Exercise aim> In the records below, find the lines that include the string "label" and report how many there are, nothing else.

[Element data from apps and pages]
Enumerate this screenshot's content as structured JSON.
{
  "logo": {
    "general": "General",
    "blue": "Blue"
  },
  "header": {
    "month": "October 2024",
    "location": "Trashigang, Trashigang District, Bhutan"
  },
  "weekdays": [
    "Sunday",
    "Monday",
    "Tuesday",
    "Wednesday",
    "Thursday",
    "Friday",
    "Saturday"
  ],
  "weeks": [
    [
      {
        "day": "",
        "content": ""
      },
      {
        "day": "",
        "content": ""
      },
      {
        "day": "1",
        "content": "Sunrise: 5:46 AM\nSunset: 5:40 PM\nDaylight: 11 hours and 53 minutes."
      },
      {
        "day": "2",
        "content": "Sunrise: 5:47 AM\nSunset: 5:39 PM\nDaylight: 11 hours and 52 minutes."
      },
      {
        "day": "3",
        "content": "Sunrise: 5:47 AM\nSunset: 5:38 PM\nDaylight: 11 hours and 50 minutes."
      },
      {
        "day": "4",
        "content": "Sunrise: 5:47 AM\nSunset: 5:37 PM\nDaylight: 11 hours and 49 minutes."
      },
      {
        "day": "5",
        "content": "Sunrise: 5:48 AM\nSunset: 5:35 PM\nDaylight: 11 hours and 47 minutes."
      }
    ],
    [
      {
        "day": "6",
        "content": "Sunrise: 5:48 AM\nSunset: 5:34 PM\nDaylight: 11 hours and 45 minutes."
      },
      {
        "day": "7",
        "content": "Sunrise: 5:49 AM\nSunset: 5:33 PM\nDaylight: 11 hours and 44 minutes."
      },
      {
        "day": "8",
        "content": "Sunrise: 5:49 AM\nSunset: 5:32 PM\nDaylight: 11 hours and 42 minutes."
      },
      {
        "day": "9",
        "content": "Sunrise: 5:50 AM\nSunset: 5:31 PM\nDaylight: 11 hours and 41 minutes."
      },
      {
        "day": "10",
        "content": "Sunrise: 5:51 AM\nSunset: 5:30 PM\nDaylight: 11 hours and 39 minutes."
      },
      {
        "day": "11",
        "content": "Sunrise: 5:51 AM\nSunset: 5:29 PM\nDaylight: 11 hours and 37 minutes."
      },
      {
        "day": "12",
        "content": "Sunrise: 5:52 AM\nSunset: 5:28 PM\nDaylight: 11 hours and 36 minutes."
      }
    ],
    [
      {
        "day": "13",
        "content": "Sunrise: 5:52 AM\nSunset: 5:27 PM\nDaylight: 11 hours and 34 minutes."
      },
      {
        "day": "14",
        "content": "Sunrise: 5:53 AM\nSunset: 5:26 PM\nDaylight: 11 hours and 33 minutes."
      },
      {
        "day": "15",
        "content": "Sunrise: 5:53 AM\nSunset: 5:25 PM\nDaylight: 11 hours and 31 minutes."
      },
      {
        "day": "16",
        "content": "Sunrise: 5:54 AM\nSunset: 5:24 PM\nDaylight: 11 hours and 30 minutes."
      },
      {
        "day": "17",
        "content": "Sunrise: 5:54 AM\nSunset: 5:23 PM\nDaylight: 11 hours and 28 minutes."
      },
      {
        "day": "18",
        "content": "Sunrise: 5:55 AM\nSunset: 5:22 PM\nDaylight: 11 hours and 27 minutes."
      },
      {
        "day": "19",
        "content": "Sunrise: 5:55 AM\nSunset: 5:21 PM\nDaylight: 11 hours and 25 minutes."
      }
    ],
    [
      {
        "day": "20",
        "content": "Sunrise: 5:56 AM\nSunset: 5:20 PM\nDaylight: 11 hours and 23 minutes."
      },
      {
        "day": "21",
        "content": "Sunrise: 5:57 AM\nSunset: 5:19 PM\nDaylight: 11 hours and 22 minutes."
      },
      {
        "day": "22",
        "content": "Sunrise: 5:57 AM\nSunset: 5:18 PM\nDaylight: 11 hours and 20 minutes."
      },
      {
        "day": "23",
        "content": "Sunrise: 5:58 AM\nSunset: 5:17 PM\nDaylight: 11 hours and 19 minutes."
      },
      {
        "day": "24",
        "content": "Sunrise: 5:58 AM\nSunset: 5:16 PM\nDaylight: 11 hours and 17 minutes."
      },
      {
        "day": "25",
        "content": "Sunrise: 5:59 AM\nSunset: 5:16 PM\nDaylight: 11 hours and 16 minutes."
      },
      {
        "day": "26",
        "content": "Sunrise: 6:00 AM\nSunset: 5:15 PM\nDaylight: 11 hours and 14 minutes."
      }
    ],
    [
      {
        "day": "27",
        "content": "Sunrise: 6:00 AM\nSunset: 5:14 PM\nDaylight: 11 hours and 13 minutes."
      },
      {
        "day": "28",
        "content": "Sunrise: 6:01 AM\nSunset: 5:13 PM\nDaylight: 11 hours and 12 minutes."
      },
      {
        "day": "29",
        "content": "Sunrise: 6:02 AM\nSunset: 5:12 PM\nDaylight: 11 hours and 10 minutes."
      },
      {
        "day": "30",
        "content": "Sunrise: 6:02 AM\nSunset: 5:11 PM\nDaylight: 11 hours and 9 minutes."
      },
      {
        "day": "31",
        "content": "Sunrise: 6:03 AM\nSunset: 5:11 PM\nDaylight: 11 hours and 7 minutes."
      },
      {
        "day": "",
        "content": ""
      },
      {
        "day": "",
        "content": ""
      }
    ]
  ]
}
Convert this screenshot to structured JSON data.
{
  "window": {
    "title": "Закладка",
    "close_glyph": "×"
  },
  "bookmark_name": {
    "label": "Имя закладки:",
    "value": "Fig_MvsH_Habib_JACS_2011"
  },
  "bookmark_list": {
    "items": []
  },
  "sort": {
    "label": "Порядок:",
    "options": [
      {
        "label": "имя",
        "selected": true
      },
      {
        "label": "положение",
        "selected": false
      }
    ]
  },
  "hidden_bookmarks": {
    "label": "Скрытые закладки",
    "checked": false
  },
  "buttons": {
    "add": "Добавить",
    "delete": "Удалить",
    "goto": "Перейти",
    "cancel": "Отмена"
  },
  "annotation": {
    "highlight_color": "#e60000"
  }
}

Solution> 5